Portsmouth Historic Dockyard
Portsmouth Historic Dockyard offers a varied and interesting day out and a peak in to England’s maritime history. The attractions include:
Henry VIII’s flagship the Mary Rose, the genuine remains are in Portsmouth an almost perfect half, giving an interesting insight of a 500 year old English ship. As well as the actual Mary Rose the museum also has a lot of Tudor artefacts on show.
Lord Nelson’s famous HMS Victory is also at Portsmouth and undergoing restoration, the tours of Nelson’s ship are highly informative and interesting.
Another attraction is the Dockyards Apprentice, an historical recreation of 200 years of dockyard history exploring the ingenuity behind traditional boatbuilding techniques and imagined through the eyes of the dock workers.
For younger visitors there is also a Horrible Histories section.
The Dockyard is right next to the Royal Navy base and it is possible to see some of the modern fleet. This is just a snapshot of what is available at the Dockyard and a visit is a fascinating day.
The above ten ideas are a snapshot of some of the must visit places in England, some are a little off the usual tourist routes and less busy, being wonderful to do at any time. The following are best done out of the main summer season to gain the best possible experience:
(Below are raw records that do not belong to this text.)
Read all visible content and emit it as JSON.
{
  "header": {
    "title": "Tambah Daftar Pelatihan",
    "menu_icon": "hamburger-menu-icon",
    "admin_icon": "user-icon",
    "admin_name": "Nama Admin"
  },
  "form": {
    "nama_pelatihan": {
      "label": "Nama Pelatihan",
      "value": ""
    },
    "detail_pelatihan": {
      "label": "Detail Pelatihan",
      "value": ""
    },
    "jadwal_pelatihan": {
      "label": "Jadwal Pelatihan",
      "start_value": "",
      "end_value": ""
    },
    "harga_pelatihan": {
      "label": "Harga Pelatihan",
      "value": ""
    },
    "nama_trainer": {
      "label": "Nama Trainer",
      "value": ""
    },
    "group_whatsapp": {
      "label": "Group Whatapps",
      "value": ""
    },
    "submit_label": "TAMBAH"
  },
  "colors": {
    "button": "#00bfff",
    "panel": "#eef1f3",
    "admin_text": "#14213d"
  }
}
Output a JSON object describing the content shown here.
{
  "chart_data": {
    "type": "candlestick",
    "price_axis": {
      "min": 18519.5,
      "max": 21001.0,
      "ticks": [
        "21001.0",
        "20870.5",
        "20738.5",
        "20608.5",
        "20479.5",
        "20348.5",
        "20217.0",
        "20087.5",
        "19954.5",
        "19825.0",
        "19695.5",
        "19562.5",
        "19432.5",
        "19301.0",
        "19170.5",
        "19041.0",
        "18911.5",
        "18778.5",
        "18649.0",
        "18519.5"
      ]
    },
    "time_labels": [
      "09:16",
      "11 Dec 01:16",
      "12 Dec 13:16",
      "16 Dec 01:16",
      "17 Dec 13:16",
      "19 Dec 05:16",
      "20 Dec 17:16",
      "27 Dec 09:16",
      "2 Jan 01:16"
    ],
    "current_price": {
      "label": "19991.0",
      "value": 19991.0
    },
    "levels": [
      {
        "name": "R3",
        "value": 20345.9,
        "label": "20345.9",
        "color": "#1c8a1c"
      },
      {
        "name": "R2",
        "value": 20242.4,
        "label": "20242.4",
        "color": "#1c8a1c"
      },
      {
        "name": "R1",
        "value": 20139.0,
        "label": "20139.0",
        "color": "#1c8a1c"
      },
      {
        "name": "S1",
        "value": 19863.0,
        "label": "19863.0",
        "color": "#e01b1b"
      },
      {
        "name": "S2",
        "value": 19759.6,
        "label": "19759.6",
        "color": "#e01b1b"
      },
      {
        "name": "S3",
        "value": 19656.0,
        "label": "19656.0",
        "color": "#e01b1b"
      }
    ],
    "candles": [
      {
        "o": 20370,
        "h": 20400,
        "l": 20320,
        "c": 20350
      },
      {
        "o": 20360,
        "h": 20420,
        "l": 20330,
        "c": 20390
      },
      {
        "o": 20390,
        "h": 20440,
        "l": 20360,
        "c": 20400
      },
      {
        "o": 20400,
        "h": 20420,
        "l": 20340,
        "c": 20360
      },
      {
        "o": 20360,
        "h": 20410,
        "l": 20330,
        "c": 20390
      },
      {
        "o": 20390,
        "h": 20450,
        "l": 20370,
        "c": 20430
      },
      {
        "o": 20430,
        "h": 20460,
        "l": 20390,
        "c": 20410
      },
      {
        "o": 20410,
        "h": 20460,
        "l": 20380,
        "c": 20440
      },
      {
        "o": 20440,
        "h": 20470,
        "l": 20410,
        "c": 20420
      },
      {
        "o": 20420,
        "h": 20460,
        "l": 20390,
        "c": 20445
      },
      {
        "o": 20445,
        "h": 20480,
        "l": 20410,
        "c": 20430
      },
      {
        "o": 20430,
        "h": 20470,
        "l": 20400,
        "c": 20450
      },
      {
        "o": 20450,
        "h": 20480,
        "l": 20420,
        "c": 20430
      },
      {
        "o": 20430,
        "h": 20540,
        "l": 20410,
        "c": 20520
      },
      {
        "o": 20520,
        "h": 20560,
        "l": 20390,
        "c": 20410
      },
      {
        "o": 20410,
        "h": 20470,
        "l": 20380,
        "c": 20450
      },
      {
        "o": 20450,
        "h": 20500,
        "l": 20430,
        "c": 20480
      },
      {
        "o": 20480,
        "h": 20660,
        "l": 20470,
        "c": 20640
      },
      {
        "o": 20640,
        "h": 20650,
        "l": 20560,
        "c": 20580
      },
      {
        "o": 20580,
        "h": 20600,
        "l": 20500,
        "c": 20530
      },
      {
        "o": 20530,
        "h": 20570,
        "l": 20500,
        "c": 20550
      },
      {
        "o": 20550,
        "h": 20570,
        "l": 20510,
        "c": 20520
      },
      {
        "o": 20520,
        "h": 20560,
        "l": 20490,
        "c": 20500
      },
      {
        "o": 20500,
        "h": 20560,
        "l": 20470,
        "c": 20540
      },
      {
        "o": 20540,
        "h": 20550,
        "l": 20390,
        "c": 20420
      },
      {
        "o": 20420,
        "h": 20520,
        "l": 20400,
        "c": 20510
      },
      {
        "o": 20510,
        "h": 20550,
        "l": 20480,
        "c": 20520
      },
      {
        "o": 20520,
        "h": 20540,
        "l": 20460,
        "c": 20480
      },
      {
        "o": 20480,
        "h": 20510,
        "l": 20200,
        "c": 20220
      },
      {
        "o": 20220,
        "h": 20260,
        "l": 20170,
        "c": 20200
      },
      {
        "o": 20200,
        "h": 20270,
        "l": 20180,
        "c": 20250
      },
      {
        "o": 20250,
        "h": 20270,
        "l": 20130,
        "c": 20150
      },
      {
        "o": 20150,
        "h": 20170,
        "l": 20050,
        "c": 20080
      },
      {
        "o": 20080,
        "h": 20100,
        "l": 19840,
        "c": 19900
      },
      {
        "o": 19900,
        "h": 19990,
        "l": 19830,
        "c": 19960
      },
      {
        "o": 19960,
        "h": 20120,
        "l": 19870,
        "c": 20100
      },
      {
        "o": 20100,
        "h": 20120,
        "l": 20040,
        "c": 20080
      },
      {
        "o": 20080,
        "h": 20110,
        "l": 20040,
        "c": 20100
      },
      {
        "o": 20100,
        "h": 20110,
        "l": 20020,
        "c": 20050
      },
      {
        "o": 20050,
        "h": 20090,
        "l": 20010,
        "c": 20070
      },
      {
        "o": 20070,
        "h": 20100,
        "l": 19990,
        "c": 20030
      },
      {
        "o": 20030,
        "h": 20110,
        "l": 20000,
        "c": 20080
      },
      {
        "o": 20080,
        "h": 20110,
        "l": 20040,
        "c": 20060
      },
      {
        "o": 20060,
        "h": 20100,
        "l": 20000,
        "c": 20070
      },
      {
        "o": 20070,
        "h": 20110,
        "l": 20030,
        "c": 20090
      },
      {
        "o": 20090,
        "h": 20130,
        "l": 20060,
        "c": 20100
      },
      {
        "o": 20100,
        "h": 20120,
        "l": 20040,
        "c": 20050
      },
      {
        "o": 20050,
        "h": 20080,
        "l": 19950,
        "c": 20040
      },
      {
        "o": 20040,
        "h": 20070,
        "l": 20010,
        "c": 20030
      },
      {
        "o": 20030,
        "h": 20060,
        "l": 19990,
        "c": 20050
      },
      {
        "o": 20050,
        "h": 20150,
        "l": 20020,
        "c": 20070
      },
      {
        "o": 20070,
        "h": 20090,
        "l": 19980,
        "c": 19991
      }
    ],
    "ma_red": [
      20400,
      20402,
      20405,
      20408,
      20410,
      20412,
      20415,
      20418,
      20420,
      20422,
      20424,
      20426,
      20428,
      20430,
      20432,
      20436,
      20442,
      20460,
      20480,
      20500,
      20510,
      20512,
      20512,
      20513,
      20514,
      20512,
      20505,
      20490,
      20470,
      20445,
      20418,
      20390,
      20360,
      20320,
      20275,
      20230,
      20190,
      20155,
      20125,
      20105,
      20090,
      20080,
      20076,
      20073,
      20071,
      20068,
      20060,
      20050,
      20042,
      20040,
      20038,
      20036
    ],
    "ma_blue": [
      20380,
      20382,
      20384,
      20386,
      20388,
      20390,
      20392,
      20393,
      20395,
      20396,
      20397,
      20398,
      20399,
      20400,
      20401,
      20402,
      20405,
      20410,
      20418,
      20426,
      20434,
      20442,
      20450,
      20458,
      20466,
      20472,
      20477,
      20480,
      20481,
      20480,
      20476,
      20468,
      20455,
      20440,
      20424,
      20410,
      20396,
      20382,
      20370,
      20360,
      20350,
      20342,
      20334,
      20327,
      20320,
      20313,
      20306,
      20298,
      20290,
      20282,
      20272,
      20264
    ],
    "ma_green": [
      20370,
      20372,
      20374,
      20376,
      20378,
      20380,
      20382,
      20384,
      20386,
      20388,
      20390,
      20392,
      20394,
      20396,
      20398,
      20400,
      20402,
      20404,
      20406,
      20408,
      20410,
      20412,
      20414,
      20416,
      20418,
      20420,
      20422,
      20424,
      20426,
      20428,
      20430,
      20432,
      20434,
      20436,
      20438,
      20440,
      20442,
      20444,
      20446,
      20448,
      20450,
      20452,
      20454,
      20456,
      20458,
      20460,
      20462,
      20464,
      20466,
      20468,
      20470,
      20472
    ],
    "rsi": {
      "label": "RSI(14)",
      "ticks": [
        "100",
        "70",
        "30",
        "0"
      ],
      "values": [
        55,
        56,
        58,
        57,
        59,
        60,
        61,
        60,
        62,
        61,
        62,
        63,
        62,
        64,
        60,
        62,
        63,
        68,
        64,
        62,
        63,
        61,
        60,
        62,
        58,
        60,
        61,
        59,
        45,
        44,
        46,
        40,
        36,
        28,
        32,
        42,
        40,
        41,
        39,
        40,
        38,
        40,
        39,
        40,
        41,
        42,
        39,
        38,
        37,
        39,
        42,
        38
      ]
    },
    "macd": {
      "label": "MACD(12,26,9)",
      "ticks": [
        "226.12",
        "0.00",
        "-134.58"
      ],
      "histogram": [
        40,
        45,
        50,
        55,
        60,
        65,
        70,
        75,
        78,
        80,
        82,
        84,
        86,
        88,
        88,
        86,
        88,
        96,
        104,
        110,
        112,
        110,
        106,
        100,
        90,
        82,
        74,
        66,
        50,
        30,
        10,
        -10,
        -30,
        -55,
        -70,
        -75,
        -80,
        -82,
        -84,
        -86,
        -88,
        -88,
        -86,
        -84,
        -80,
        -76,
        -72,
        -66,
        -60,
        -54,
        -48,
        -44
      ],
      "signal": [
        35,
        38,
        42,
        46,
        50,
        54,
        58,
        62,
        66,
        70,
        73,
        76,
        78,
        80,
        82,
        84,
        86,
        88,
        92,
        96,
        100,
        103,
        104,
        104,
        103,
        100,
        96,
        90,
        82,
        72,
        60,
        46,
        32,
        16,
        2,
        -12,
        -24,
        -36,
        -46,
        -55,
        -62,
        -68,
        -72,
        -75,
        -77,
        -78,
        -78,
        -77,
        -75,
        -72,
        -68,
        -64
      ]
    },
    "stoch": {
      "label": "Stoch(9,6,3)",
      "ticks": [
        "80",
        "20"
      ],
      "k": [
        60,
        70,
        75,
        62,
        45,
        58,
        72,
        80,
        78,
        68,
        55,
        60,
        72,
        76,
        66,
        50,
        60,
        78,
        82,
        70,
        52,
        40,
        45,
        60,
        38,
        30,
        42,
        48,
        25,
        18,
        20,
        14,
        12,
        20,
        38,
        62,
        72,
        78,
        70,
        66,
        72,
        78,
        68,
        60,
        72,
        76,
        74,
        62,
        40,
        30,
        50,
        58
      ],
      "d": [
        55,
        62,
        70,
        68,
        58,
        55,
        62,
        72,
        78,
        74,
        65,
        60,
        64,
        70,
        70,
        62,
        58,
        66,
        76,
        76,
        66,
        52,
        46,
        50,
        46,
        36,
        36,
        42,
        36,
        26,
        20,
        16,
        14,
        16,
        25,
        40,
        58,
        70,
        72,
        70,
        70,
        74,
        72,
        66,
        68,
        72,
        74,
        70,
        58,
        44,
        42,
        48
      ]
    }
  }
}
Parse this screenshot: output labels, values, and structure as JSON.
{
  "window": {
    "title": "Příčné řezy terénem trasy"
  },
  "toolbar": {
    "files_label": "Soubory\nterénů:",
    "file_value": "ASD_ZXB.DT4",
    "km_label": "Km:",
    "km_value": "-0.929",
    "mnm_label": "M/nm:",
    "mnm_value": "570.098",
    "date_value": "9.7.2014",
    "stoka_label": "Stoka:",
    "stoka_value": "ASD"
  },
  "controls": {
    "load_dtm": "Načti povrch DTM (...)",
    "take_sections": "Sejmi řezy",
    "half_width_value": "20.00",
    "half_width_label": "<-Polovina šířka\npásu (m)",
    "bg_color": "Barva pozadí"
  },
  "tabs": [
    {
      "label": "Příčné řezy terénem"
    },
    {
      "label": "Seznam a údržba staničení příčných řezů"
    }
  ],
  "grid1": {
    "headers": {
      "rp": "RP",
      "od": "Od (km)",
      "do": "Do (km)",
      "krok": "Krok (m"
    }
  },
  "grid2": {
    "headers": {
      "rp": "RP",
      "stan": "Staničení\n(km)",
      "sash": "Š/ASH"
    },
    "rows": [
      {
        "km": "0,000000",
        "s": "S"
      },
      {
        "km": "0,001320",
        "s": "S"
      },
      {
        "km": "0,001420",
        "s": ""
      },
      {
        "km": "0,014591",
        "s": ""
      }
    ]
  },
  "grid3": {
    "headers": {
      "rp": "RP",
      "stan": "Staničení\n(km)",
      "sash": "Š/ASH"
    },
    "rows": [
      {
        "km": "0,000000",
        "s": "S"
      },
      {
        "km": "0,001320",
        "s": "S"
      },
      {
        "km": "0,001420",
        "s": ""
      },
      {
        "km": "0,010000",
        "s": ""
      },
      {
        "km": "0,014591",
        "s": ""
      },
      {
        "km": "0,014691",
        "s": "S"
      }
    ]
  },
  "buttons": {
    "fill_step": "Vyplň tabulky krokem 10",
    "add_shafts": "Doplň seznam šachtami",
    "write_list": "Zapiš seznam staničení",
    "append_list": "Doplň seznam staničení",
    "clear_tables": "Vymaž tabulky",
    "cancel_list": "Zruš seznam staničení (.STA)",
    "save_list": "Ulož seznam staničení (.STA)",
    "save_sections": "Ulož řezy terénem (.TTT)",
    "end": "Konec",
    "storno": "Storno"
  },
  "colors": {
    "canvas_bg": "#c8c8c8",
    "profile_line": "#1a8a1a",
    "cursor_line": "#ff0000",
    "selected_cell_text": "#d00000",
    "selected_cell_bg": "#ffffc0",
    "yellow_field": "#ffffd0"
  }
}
The Cotswolds can get very busy in the summer and the lovely towns and villages can be enjoyed at any time. Probably best appreciated when less busy, but Castle Combe is at its best when the hanging baskets are in bloom when it is absolutely stunning.
Clovelly really is a must visit location, go in the spring, avoiding school holidays if you can when it is less busy, alternatively, arrive early and you’ll be climbing up when the bulk of visitors are going down.
The Jurassic Coastline is stunning at any time, if you are not bothered about sea bathing or paddling the beautiful coastline can be appreciated at any time and is quieter in the winter and autumn months, when a crackling log fire at the pub at Lulworth Cove is incredibly welcoming after a walk along the South West Coat Path from Durdle Door.
The Portsmouth Historic Dockyard is always very busy at bank holidays and when special exhibitions are on. Best visited in the spring or summer or as a winter break outing.
Whilst the other places are also busy, The Lake District’s main tourist traps can be very busy, but avoid them and there are miles and miles of countryside to explore.
Birmingham is always a busy place, but the Back to Backs give you an hour or so to catch your breath and step back in time.
The holiday lets there are an ideal base to explore the area or when visiting the theatre.
Liverpool is also always busy, but go on a Beatles tour and it is as though time does not matter as you walk where the Fab Four walked and see where they played and grew up.